MARIETTA, Ga. — Atlanta United’s brand, established both on the field and in the front office, is one of brash confidence, bold statements and the highest of ambitions. The 2018 U.S. Open Cup serves as a waypoint along the path to achieving those lofty ambitions, and goalkeeper Brad Guzan says the team will make every effort to win the competition.

The first test that stands in its way is the Charleston Battery (Wednesday, 7:30 p.m. ET), Atlanta’s former affiliate club, in a rematch of this same round of the competition last year.

“Anytime we’re in a tournament, we want to give ourselves a chance to win a trophy,” Guzan told media at training Tuesday. “That starts [Wednesday] night for us. At the same time, we want to continue our push and our progress in the league and make sure we continue to build on the good that we’ve been able to create so far this season.”

The U.S. Open Cup presents a challenge for many MLS teams — not just Atlanta — due to the registration rules that limit the use of international players to a maximum of five in the match day squad. Atlanta United is particularly reliant on its international talent, with Josef Martinez, Miguel Almiron and Ezequiel Barco having scored 21 of the team’s 30 goals in league play this season.

What’s Martino’s game plan to navigate the competition?

Play the kids.

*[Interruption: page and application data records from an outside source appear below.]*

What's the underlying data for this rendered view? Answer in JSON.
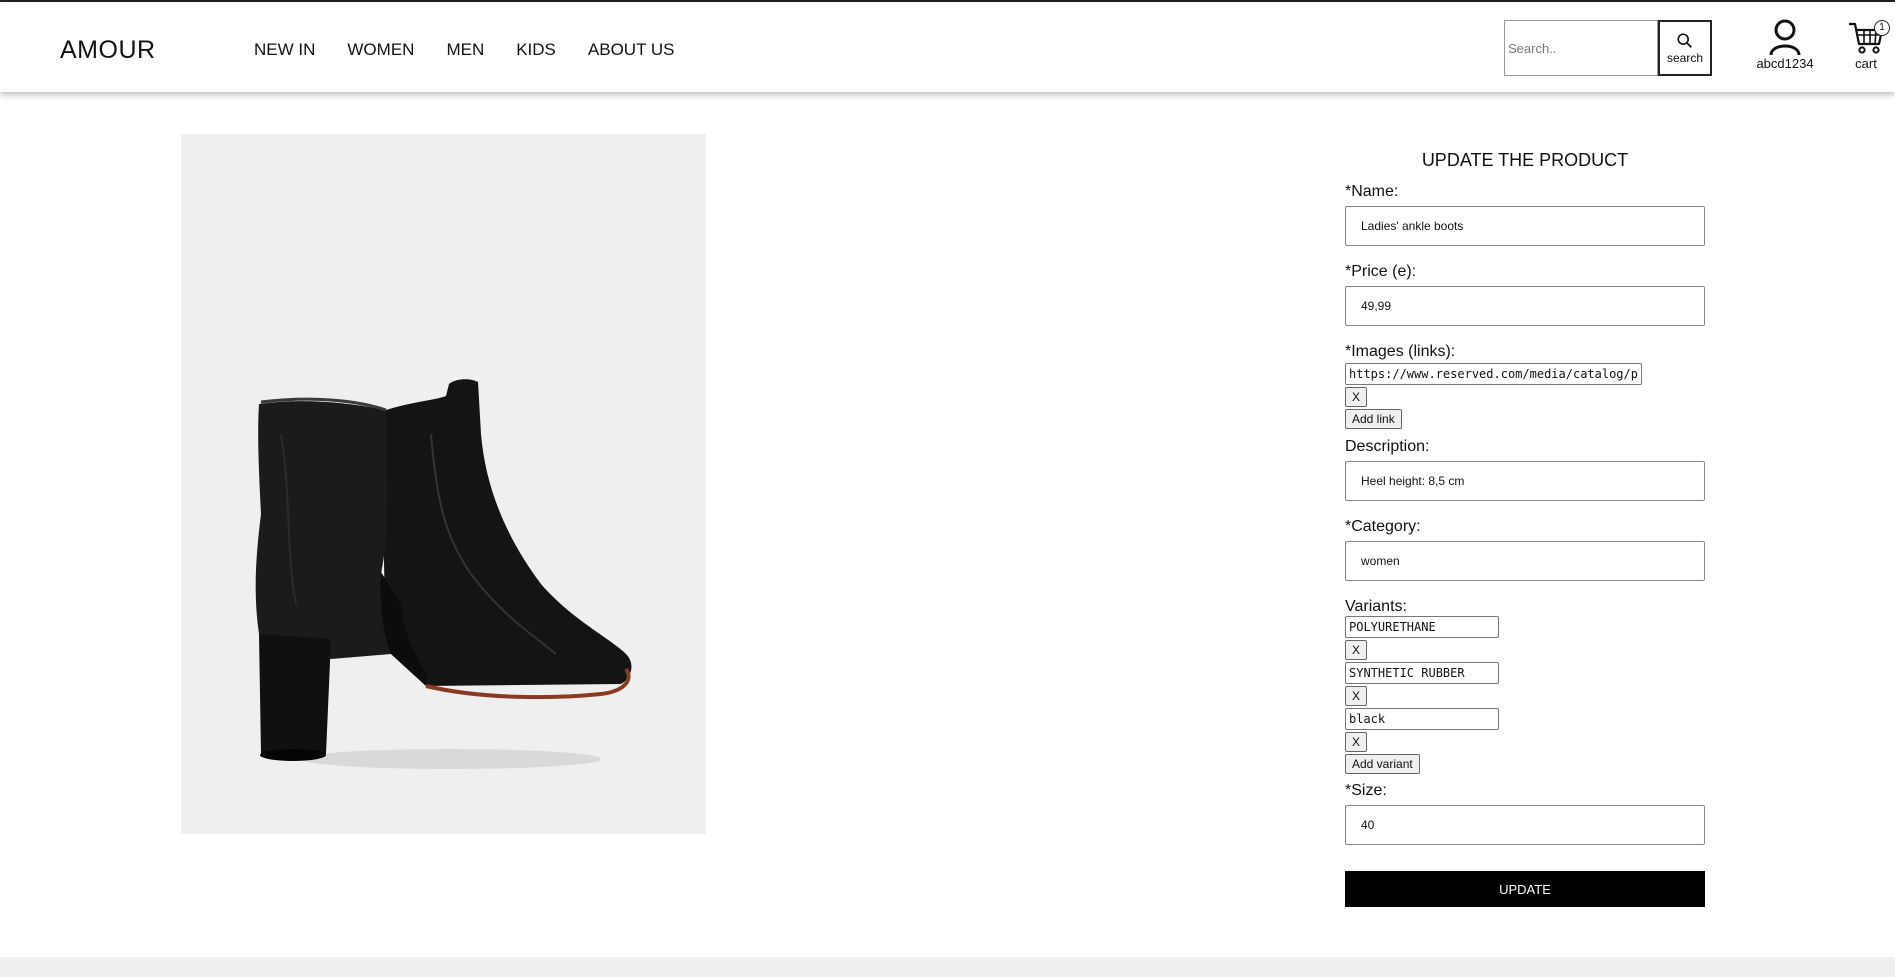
{
  "header": {
    "logo": "AMOUR",
    "nav": [
      "NEW IN",
      "WOMEN",
      "MEN",
      "KIDS",
      "ABOUT US"
    ],
    "search_placeholder": "Search..",
    "search_label": "search",
    "account_label": "abcd1234",
    "cart_label": "cart",
    "cart_count": "1"
  },
  "product_image": {
    "alt": "black leather ankle boot"
  },
  "form": {
    "title": "UPDATE THE PRODUCT",
    "name_label": "*Name:",
    "name_value": "Ladies' ankle boots",
    "price_label": "*Price (e):",
    "price_value": "49,99",
    "images_label": "*Images (links):",
    "image_link": "https://www.reserved.com/media/catalog/product/",
    "remove_label": "X",
    "add_link_label": "Add link",
    "description_label": "Description:",
    "description_value": "Heel height: 8,5 cm",
    "category_label": "*Category:",
    "category_value": "women",
    "variants_label": "Variants:",
    "variants": [
      "POLYURETHANE",
      "SYNTHETIC RUBBER",
      "black"
    ],
    "add_variant_label": "Add variant",
    "size_label": "*Size:",
    "size_value": "40",
    "update_label": "UPDATE"
  }
}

And don’t tell him that means he doesn’t care about the competition.

"If taking [the U.S. Open Cup] seriously implies not playing [Brandon] Vazquez, Romario [Williams], [Andrew] Carleton — if taking it seriously implies that those kids don't play, then we'll continue to not take it seriously,” Martino told the media after Atlanta United’s 3-1 win over the Philadelphia Union on Saturday. "Since these kids are going to play we'll attempt to take it seriously the way we take every competition seriously. But we aren’t going to play with the same players we play week after week.”

Williams, a 23-year-old striker, said the chance for players of his ilk to play midweek is less about an opportunity to impress the manager and more about upholding their roles in the squad to win these types of games. And as someone who played on the Charleston Battery last season on loan, he knows that winning is far from a sure thing.

In Atlanta's first foray into the US Open Cup last year, they eked out a victory over Charleston before getting upset by the NASL's Miami FC in the next round.

“I wouldn’t necessarily say we have something to prove,” Williams said. “Each and every guy knows his role in this team. We have a deep squad and it’s just another opportunity for guys to show their worth and show why they’re part of this team.

“We’re not going to underestimate these guys because we’ve seen what they can do especially when I was there last year on the other side. They came here and took a two-goal lead and could’ve made it 3-0 except they missed a penalty. Being with Atlanta this year, we know what we’re capable of and we’re not going to underestimate them.”